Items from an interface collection

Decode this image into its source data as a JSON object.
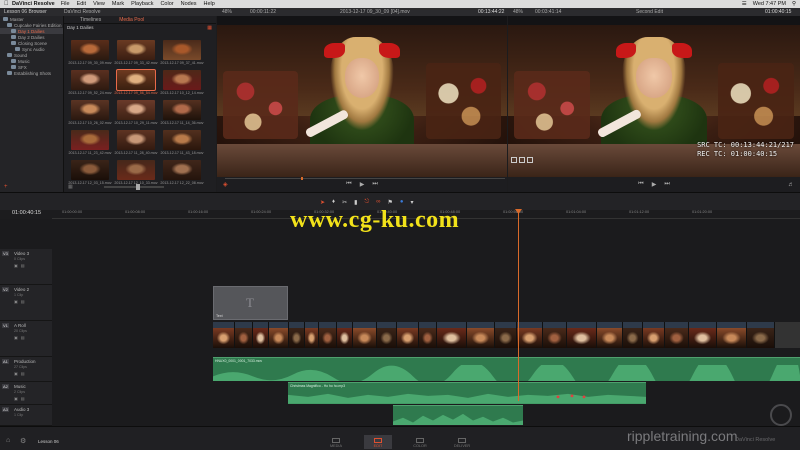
{
  "menubar": {
    "app": "DaVinci Resolve",
    "items": [
      "File",
      "Edit",
      "View",
      "Mark",
      "Playback",
      "Color",
      "Nodes",
      "Help"
    ],
    "clock": "Wed 7:47 PM"
  },
  "topbar": {
    "project": "Lesson 06 Browser",
    "browser_title": "DaVinci Resolve",
    "source_zoom": "48%",
    "source_tc": "00:00:11:22",
    "source_clip": "2013-12-17 09_30_09 [04].mov",
    "source_duration": "00:13:44:22",
    "record_zoom": "48%",
    "record_tc": "00:03:41:14",
    "timeline_name": "Second Edit",
    "record_duration": "01:00:40:15"
  },
  "bins": [
    {
      "label": "Master",
      "indent": 0
    },
    {
      "label": "Cupcake Fairies Edition",
      "indent": 1
    },
    {
      "label": "Day 1 Dailies",
      "indent": 2,
      "red": true,
      "active": true
    },
    {
      "label": "Day 2 Dailies",
      "indent": 2
    },
    {
      "label": "Closing Scene",
      "indent": 2
    },
    {
      "label": "Sync Audio",
      "indent": 3
    },
    {
      "label": "Sound",
      "indent": 1
    },
    {
      "label": "Music",
      "indent": 2
    },
    {
      "label": "SFX",
      "indent": 2
    },
    {
      "label": "Establishing Shots",
      "indent": 1
    }
  ],
  "media": {
    "tabs": [
      "Timelines",
      "Media Pool"
    ],
    "path": "Day 1 Dailies",
    "thumbs": [
      {
        "label": "2013-12-17 09_30_09.mov"
      },
      {
        "label": "2013-12-17 09_33_42.mov"
      },
      {
        "label": "2013-12-17 09_37_41.mov"
      },
      {
        "label": "2013-12-17 09_52_24.mov"
      },
      {
        "label": "2013-12-17 09_56_54.mov",
        "selected": true
      },
      {
        "label": "2013-12-17 10_12_14.mov"
      },
      {
        "label": "2013-12-17 10_26_02.mov"
      },
      {
        "label": "2013-12-17 10_29_11.mov"
      },
      {
        "label": "2013-12-17 11_14_36.mov"
      },
      {
        "label": "2013-12-17 11_23_42.mov"
      },
      {
        "label": "2013-12-17 11_28_40.mov"
      },
      {
        "label": "2013-12-17 11_43_18.mov"
      },
      {
        "label": "2013-12-17 12_03_15.mov"
      },
      {
        "label": "2013-12-17 12_10_33.mov"
      },
      {
        "label": "2013-12-17 12_22_08.mov"
      }
    ]
  },
  "record_overlay": {
    "line1": "SRC TC: 00:13:44:21/217",
    "line2": "REC TC: 01:00:40:15"
  },
  "timeline": {
    "current_tc": "01:00:40:15",
    "ruler_ticks": [
      "01:00:00:00",
      "01:00:08:00",
      "01:00:16:00",
      "01:00:24:00",
      "01:00:32:00",
      "01:00:40:00",
      "01:00:48:00",
      "01:00:56:00",
      "01:01:04:00",
      "01:01:12:00",
      "01:01:20:00"
    ],
    "tracks": [
      {
        "id": "V3",
        "name": "Video 3",
        "sub": "0 Clips"
      },
      {
        "id": "V2",
        "name": "Video 2",
        "sub": "1 Clip"
      },
      {
        "id": "V1",
        "name": "A Roll",
        "sub": "20 Clips"
      },
      {
        "id": "A1",
        "name": "Production",
        "sub": "27 Clips"
      },
      {
        "id": "A2",
        "name": "Music",
        "sub": "2 Clips"
      },
      {
        "id": "A3",
        "name": "Audio 3",
        "sub": "1 Clip"
      }
    ],
    "title_clip_label": "Text",
    "audio_a1_label": "HNUX0_0001_0001_7033.mov",
    "audio_a2_label": "Christmas Magnifico - Ho ho ho.mp3"
  },
  "bottom": {
    "project": "Lesson 06",
    "pages": [
      "MEDIA",
      "EDIT",
      "COLOR",
      "DELIVER"
    ],
    "active_page": "EDIT"
  },
  "watermark": "www.cg-ku.com",
  "ripple": {
    "logo": "rippletraining.com",
    "sub": "DaVinci Resolve"
  },
  "colors": {
    "accent": "#e05030",
    "playhead": "#d96a2a",
    "audio": "#2f7a4e",
    "watermark": "#f2e21a"
  }
}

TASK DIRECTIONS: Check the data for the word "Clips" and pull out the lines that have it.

RESPONSE:
        "sub": "0 Clips"
        "sub": "20 Clips"
        "sub": "27 Clips"
        "sub": "2 Clips"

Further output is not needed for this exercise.